◆ **How to complete this task**
Find the word "icon" in the data, then copy each line where it is found.

START Supplied material

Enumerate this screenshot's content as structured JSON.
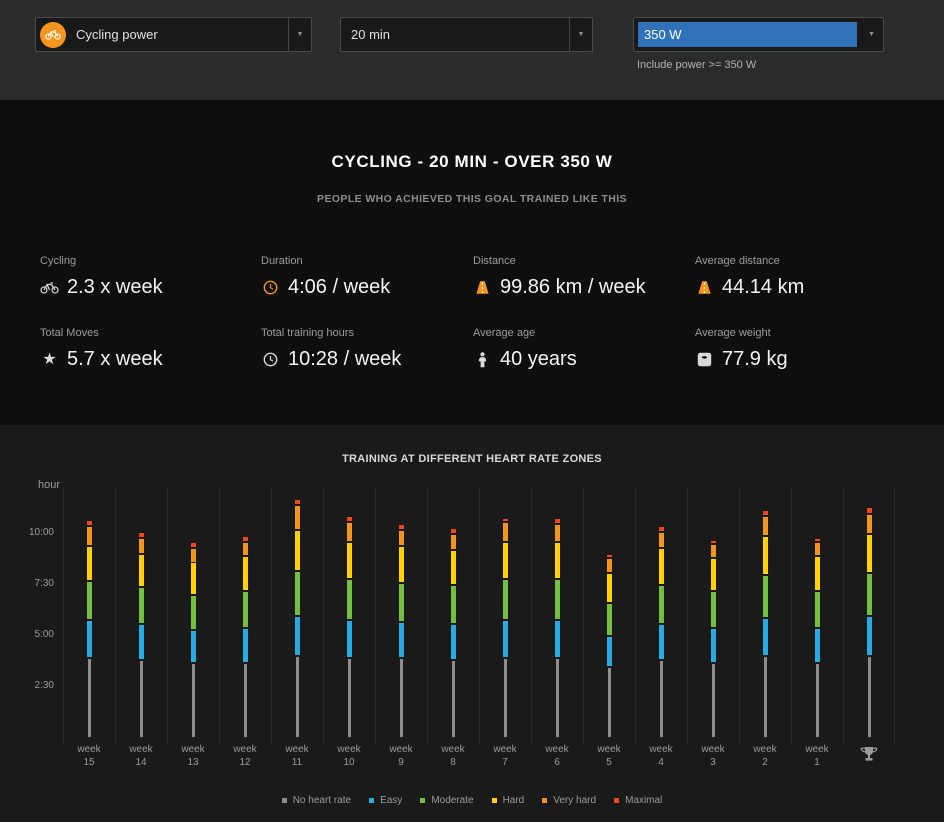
{
  "header": {
    "sport_filter": {
      "label": "Cycling power"
    },
    "duration_filter": {
      "label": "20 min"
    },
    "power_filter": {
      "label": "350 W",
      "note": "Include power >= 350 W"
    }
  },
  "summary": {
    "title": "CYCLING - 20 MIN - OVER 350 W",
    "subtitle": "PEOPLE WHO ACHIEVED THIS GOAL TRAINED LIKE THIS",
    "stats": [
      {
        "label": "Cycling",
        "value": "2.3 x week",
        "icon": "bike-icon"
      },
      {
        "label": "Duration",
        "value": "4:06 / week",
        "icon": "clock-icon"
      },
      {
        "label": "Distance",
        "value": "99.86 km / week",
        "icon": "road-icon"
      },
      {
        "label": "Average distance",
        "value": "44.14 km",
        "icon": "road-icon"
      },
      {
        "label": "Total Moves",
        "value": "5.7 x week",
        "icon": "star-icon"
      },
      {
        "label": "Total training hours",
        "value": "10:28 / week",
        "icon": "clock-icon"
      },
      {
        "label": "Average age",
        "value": "40 years",
        "icon": "person-icon"
      },
      {
        "label": "Average weight",
        "value": "77.9 kg",
        "icon": "scale-icon"
      }
    ]
  },
  "chart_data": {
    "type": "bar",
    "stacked": true,
    "title": "TRAINING AT DIFFERENT HEART RATE ZONES",
    "ylabel": "hour",
    "unit": "hours",
    "ylim": [
      0,
      12.25
    ],
    "grid": "vertical-column-separators",
    "legend_position": "bottom",
    "yticks": [
      {
        "label": "10:00",
        "hours": 10
      },
      {
        "label": "7:30",
        "hours": 7.5
      },
      {
        "label": "5:00",
        "hours": 5
      },
      {
        "label": "2:30",
        "hours": 2.5
      }
    ],
    "zones": [
      {
        "name": "No heart rate",
        "color": "#8d8d8d"
      },
      {
        "name": "Easy",
        "color": "#29abe2"
      },
      {
        "name": "Moderate",
        "color": "#72bf44"
      },
      {
        "name": "Hard",
        "color": "#ffd200"
      },
      {
        "name": "Very hard",
        "color": "#f7941e"
      },
      {
        "name": "Maximal",
        "color": "#f1471d"
      }
    ],
    "weeks": [
      {
        "line1": "week",
        "line2": "15",
        "values": [
          3.9,
          1.9,
          1.9,
          1.7,
          1.0,
          0.3
        ]
      },
      {
        "line1": "week",
        "line2": "14",
        "values": [
          3.8,
          1.8,
          1.8,
          1.6,
          0.8,
          0.3
        ]
      },
      {
        "line1": "week",
        "line2": "13",
        "values": [
          3.7,
          1.6,
          1.7,
          1.6,
          0.7,
          0.3
        ]
      },
      {
        "line1": "week",
        "line2": "12",
        "values": [
          3.7,
          1.7,
          1.8,
          1.7,
          0.7,
          0.3
        ]
      },
      {
        "line1": "week",
        "line2": "11",
        "values": [
          4.0,
          2.0,
          2.2,
          2.0,
          1.2,
          0.3
        ]
      },
      {
        "line1": "week",
        "line2": "10",
        "values": [
          3.9,
          1.9,
          2.0,
          1.8,
          1.0,
          0.3
        ]
      },
      {
        "line1": "week",
        "line2": "9",
        "values": [
          3.9,
          1.8,
          1.9,
          1.8,
          0.8,
          0.3
        ]
      },
      {
        "line1": "week",
        "line2": "8",
        "values": [
          3.8,
          1.8,
          1.9,
          1.7,
          0.8,
          0.3
        ]
      },
      {
        "line1": "week",
        "line2": "7",
        "values": [
          3.9,
          1.9,
          2.0,
          1.8,
          1.0,
          0.2
        ]
      },
      {
        "line1": "week",
        "line2": "6",
        "values": [
          3.9,
          1.9,
          2.0,
          1.8,
          0.9,
          0.3
        ]
      },
      {
        "line1": "week",
        "line2": "5",
        "values": [
          3.5,
          1.5,
          1.6,
          1.5,
          0.7,
          0.2
        ]
      },
      {
        "line1": "week",
        "line2": "4",
        "values": [
          3.8,
          1.8,
          1.9,
          1.8,
          0.8,
          0.3
        ]
      },
      {
        "line1": "week",
        "line2": "3",
        "values": [
          3.7,
          1.7,
          1.8,
          1.6,
          0.7,
          0.2
        ]
      },
      {
        "line1": "week",
        "line2": "2",
        "values": [
          4.0,
          1.9,
          2.1,
          1.9,
          1.0,
          0.3
        ]
      },
      {
        "line1": "week",
        "line2": "1",
        "values": [
          3.7,
          1.7,
          1.8,
          1.7,
          0.7,
          0.2
        ]
      },
      {
        "trophy": true,
        "values": [
          4.0,
          2.0,
          2.1,
          1.9,
          1.0,
          0.3
        ]
      }
    ]
  },
  "colors": {
    "accent_orange": "#f7941e",
    "selection_blue": "#2f72b9"
  }
}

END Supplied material

◆ **Completed exercise**
        "icon": "bike-icon"
        "icon": "clock-icon"
        "icon": "road-icon"
        "icon": "road-icon"
        "icon": "star-icon"
        "icon": "clock-icon"
        "icon": "person-icon"
        "icon": "scale-icon"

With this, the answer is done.